Long term risks

It’s also seen that if left unchecked for years, women with PCOS are more likely to develop hypertension, high cholesterol, anxiety and depression, sleep apnea, heart attack, diabetes, and endometrial, ovarian, or breast cancer. PCOS increases the risk of miscarriage, gestational diabetes, and cases of premature babies in pregnant women. That’s why it becomes highly important to look out for symptoms and signs in the body that are indicative of PCOS. 

The right kind of treatment

We aren’t here to frighten you, we are here to help you lead a healthy life and manage PCOS in the best possible way. Read on to know the simple modifications you can make in your everyday life to push this condition to the backseat.
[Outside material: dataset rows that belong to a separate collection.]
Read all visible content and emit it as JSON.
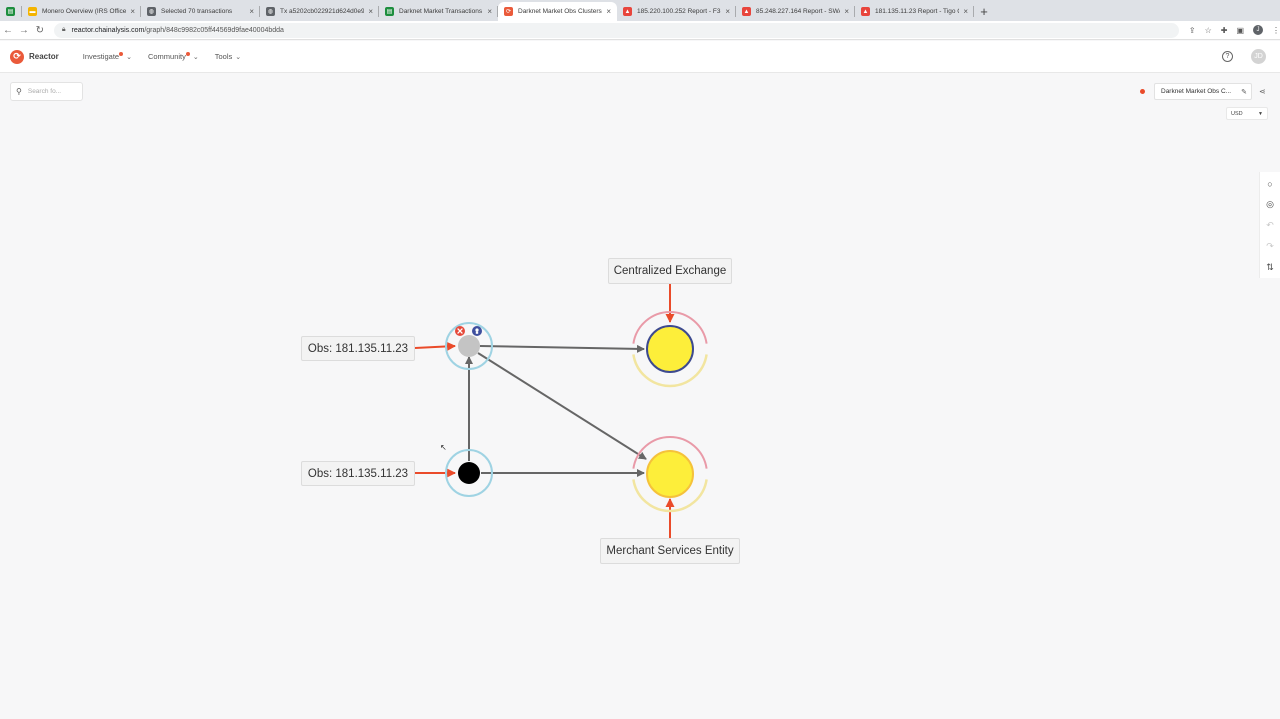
{
  "browser": {
    "tabs": [
      {
        "title": "",
        "icon": "sheets-icon",
        "color": "#1e8e3e",
        "active": false
      },
      {
        "title": "Monero Overview (IRS Office",
        "icon": "folder-icon",
        "color": "#f4b400",
        "active": false
      },
      {
        "title": "Selected 70 transactions",
        "icon": "globe-icon",
        "color": "#5f6368",
        "active": false
      },
      {
        "title": "Tx a5202cb022921d624d0e9",
        "icon": "globe-icon",
        "color": "#5f6368",
        "active": false
      },
      {
        "title": "Darknet Market Transactions",
        "icon": "sheets-icon",
        "color": "#1e8e3e",
        "active": false
      },
      {
        "title": "Darknet Market Obs Clusters",
        "icon": "reactor-icon",
        "color": "#ea5a3a",
        "active": true
      },
      {
        "title": "185.220.100.252 Report - F3",
        "icon": "report-icon",
        "color": "#e8453c",
        "active": false
      },
      {
        "title": "85.248.227.164 Report - SWA",
        "icon": "report-icon",
        "color": "#e8453c",
        "active": false
      },
      {
        "title": "181.135.11.23 Report - Tigo Co",
        "icon": "report-icon",
        "color": "#e8453c",
        "active": false
      }
    ],
    "url_host": "reactor.chainalysis.com",
    "url_path": "/graph/848c9982c05ff44569d9fae40004bdda",
    "profile_initial": "J"
  },
  "app": {
    "name": "Reactor",
    "menu": {
      "investigate": "Investigate",
      "community": "Community",
      "tools": "Tools"
    },
    "avatar_initial": "JD"
  },
  "canvas": {
    "search_placeholder": "Search fo...",
    "graph_title": "Darknet Market Obs C...",
    "currency": "USD",
    "status_color": "#ea4b2a"
  },
  "graph": {
    "labels": {
      "exchange": "Centralized Exchange",
      "merchant": "Merchant Services Entity",
      "obs_top": "Obs: 181.135.11.23",
      "obs_bottom": "Obs: 181.135.11.23"
    },
    "colors": {
      "edge": "#666666",
      "label_arrow": "#ea4b2a",
      "cluster_fill": "#fdee3a",
      "ring_blue": "#9fd3e3",
      "ring_red": "#e99aa8",
      "ring_yellow": "#f2e5a0"
    }
  }
}
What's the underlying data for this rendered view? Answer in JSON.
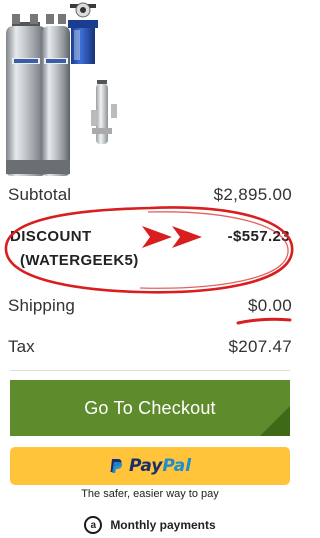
{
  "summary": {
    "subtotal_label": "Subtotal",
    "subtotal_value": "$2,895.00",
    "discount_label": "DISCOUNT",
    "discount_code": "(WATERGEEK5)",
    "discount_value": "-$557.23",
    "shipping_label": "Shipping",
    "shipping_value": "$0.00",
    "tax_label": "Tax",
    "tax_value": "$207.47"
  },
  "checkout": {
    "label": "Go To Checkout",
    "color": "#5e8c2c"
  },
  "paypal": {
    "logo_pay": "Pay",
    "logo_pal": "Pal",
    "tagline": "The safer, easier way to pay",
    "color": "#ffc439"
  },
  "monthly": {
    "icon_letter": "a",
    "label": "Monthly payments"
  },
  "annotation": {
    "color": "#d81e1e"
  }
}
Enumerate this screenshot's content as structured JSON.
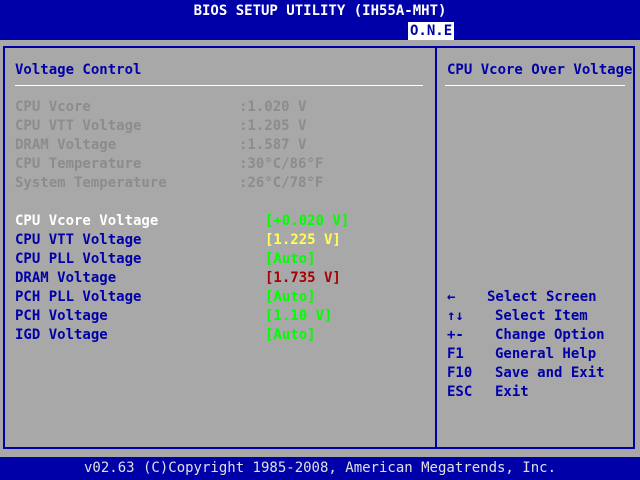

1. Diet


PCOS is a condition that cannot be cured completely, but the good news is that it can be managed easily by curing the symptoms that surround the condition.  Exercising and eating a balanced and healthy diet can go a long way in suppressing some of the symptoms of PCOS. Instead of three large meals, go for five small meals, which aid in food metabolism and weight management. This will also help in regulating the menstrual cycle of women along with lowering blood glucose levels.  

2. Say yes to fiber and protein

Say yes to fiber and protein
Say yes to fiber and protein

Foods rich in fiber can be the best bet in combating insulin resistance by slowing digestion and minimizing the effect of sugar on the blood. To start right, you can choose foods like 

broccoli, cauliflower, and sprouts, red leaf lettuce, green and red peppers, beans and lentils, tomatoes, spinach, almonds and walnuts, olive oil, and fruits like blueberries and strawberries. All these foods are good and make for high fiber content. Women with PCOS should also eat lean protein sources like tofu, poultry, and fish because they are satisfying and healthy. 

3. Medication


4. Exercise


While many women have been advised to exercise regularly (at least 45 minutes, five times a week), they refrain from it due to lack of time. Take out some time from your busy schedules. Because PCOS is a condition that requires holistic management, from all ends of the spectrum and not just one. 

Weight loss of up to 10% can aid with symptom relief, hormonal balance, and menstrual cycle regularisation. PCOS in women, particularly adolescents, is a serious public health issue that requires careful evaluation, prompt intervention, and proper treatment. Thus, the need of the hour is to promote healthy and balanced lifestyles with the emphasis on regular exercising, keeping mentally and physically fit, and also spreading awareness about PCOS among other women and young girls. 

Sources : 

  • Ramanand SJ, Ghongane BB, Ramanand JB, Patwardhan MH, Ghanghas RR, Jain SS. Clinical characteristics of polycystic ovary syndrome in Indian women. Indian J Endocrinol Metab. 2013 Jan;17(1):138-45. doi: 10.4103/2230-8210.107858. PMID: 23776867; PMCID: PMC3659881.

Simee Ghazal